13 March 2015
The EU Agency for Fundamental Rights (FRA) has called on the EU and its Member States to offer more possibilities for persons in need of international protection to arrive in the EU legally, and in safety, in order to reduce lives lost at sea as well as prevent ongoing abuses by smuggling networks. The Agency has further urged the European Commission to make the increased use of legal avenues a core component of its forthcoming plan to fight smuggling in human beings.
The paper highlights that opportunities to enter the EU lawfully are extremely limited for persons in need of international protection, and presents a toolbox of possible schemes EU Member States could use to enable more persons in need of international protection to reach the EU without resorting to smugglers.
FRA calls on all EU Member States to put in place a resettlement programme, according to their capacities, and to explore distinct humanitarian admission schemes which are not limited to those who qualify as refugees and could be used for internally displaced persons.
FRA underlines that nationals from countries at war are usually denied visas due to the risk that they would overstay.

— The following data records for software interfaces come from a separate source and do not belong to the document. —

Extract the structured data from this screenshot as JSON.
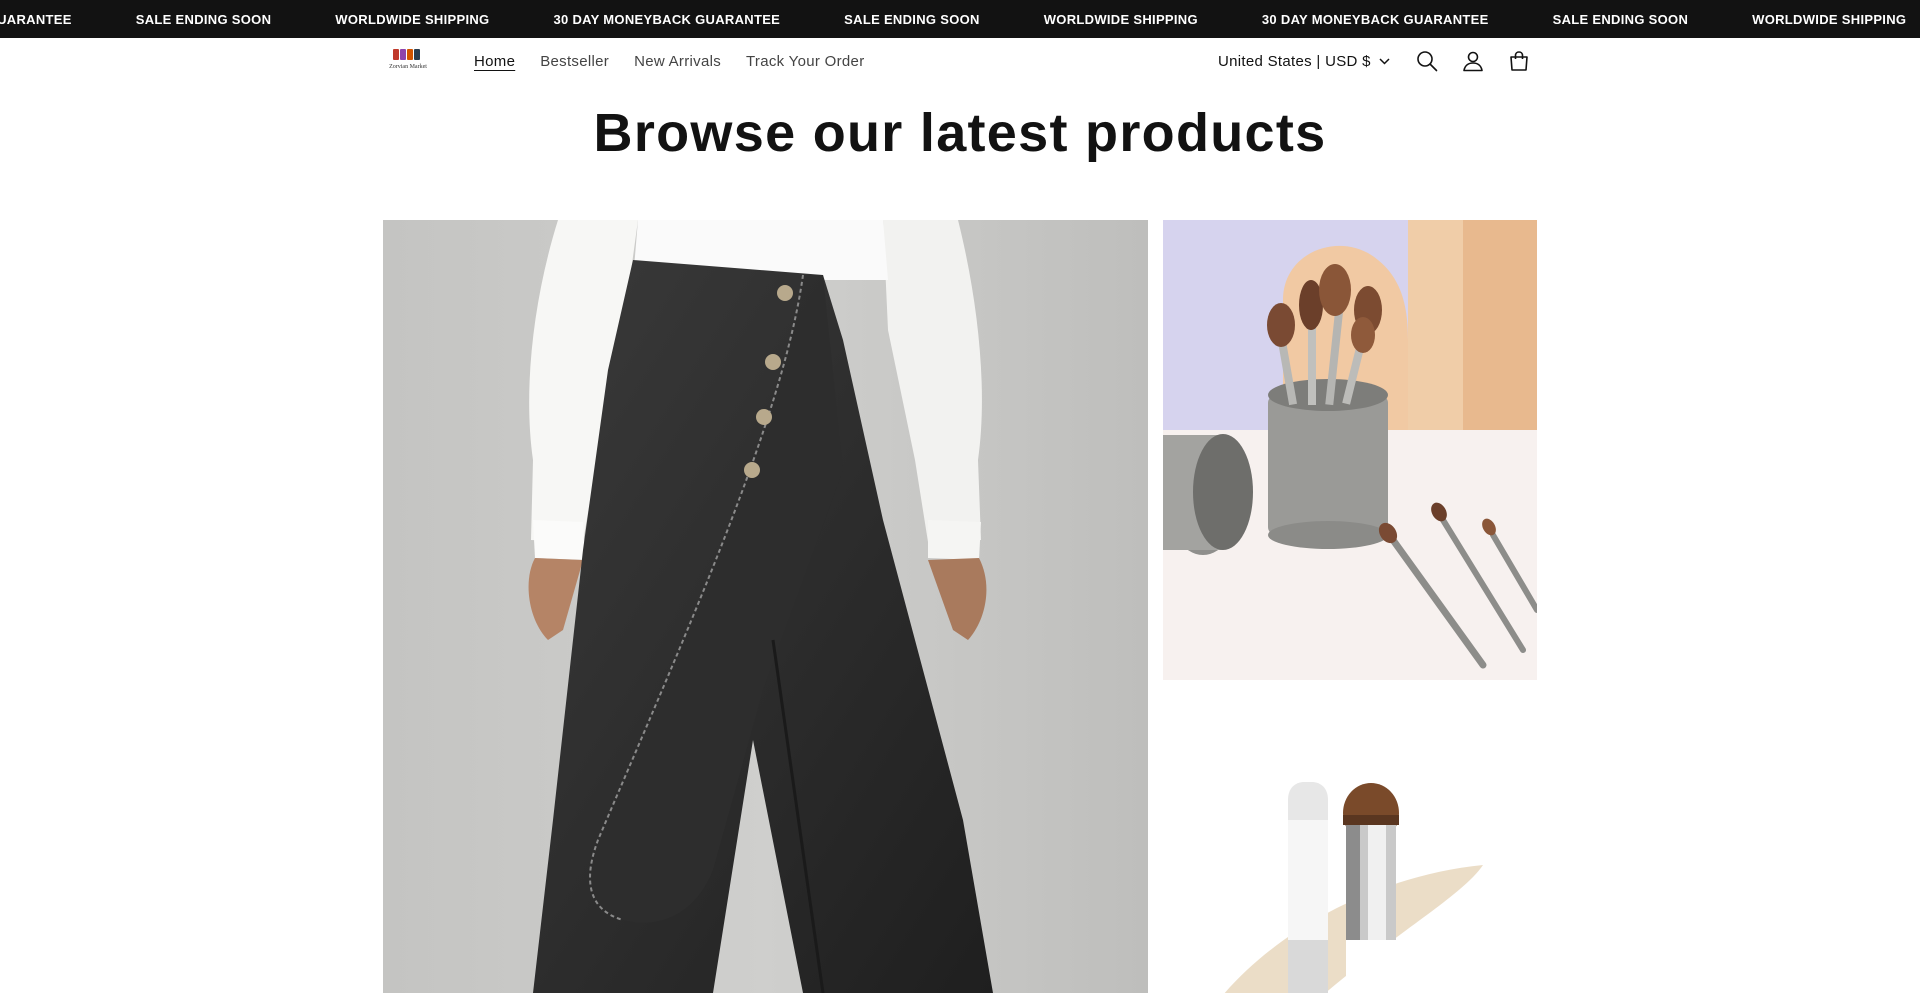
{
  "announcement": {
    "items": [
      "ONEYBACK GUARANTEE",
      "SALE ENDING SOON",
      "WORLDWIDE SHIPPING",
      "30 DAY MONEYBACK GUARANTEE",
      "SALE ENDING SOON",
      "WORLDWIDE SHIPPING",
      "30 DAY MONEYBACK GUARANTEE",
      "SALE ENDING SOON",
      "WORLDWIDE SHIPPING"
    ]
  },
  "header": {
    "logo_text": "Zorvian Market",
    "nav": [
      {
        "label": "Home",
        "active": true
      },
      {
        "label": "Bestseller",
        "active": false
      },
      {
        "label": "New Arrivals",
        "active": false
      },
      {
        "label": "Track Your Order",
        "active": false
      }
    ],
    "locale": "United States | USD $",
    "icons": [
      "search-icon",
      "account-icon",
      "cart-icon"
    ]
  },
  "main": {
    "heading": "Browse our latest products",
    "products": [
      {
        "name": "Black denim asymmetric wrap wide-leg pants"
      },
      {
        "name": "Makeup brush set with holder"
      },
      {
        "name": "Double-ended foundation stick with brush"
      }
    ]
  },
  "colors": {
    "ticker_bg": "#121212",
    "ticker_text": "#ffffff",
    "text": "#121212"
  }
}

Often, they also need a visa even to transit through an EU Member State. In addition, people who are persecuted often fear approaching diplomatic representations, usually intensively surveilled by security forces. Furthermore, for security or political reasons, EU Member States have often to close down their diplomatic representations in war-torn countries. The report underlines the example of Schengen visas issued in Syria to Syrian nationals that dropped from over 30,000 in 2010 to almost zero in 2013.
FRA suggests that ‘mobile’ Schengen visa centres could ease access to visas for persons in need of international protection, who might face difficulties in reaching consular representations. The report further advances that whilst EU law does not provide for a separate humanitarian visa procedure there are possibilities to depart from usual visa requirements in the Visa Code based on humanitarian grounds. FRA therefore calls on the EU institutions and Member States to further explore the possibilities of using ”humanitarian visas,” especially in light of the current revision of the Code.
Furthermore, FRA urges Member States to overcome practical and legal obstacles preventing people from joining family members in the EU. FRA highlights Switzerland’s visa facilitation for non-core family members of Syrians in Switzerland for three months in 2013.
The report also identifies the possibilities of strengthening labour and entrepreneurs’ mobility schemes, focusing on groups of people in need of protection, as well as student mobility whereby individuals receive scholarships to study in the EU.
For further information:
- ECRE Weekly Bulletin, Excessive red tape prevents refugees from reuniting with their families, ECRE and Red Cross EU report, 27 November 2014
- ECRE Weekly Bulletin, Joining your family: When a rickety boat is your only choice, Op-ed by Meron Estefanos, International Commission on Eritrean Refugees 3 October 2014
- ECRE, Europe Act Now #HelpSyriasRefugees Campaign
- The Guardian, Live Q&A: After four years of war in Syria, what’s the plan for refugees?, 12 March 2015
This article originally appeared in the ECRE Weekly Bulletin of 13 March 2015. You can subscribe to the Weekly Bulletin here.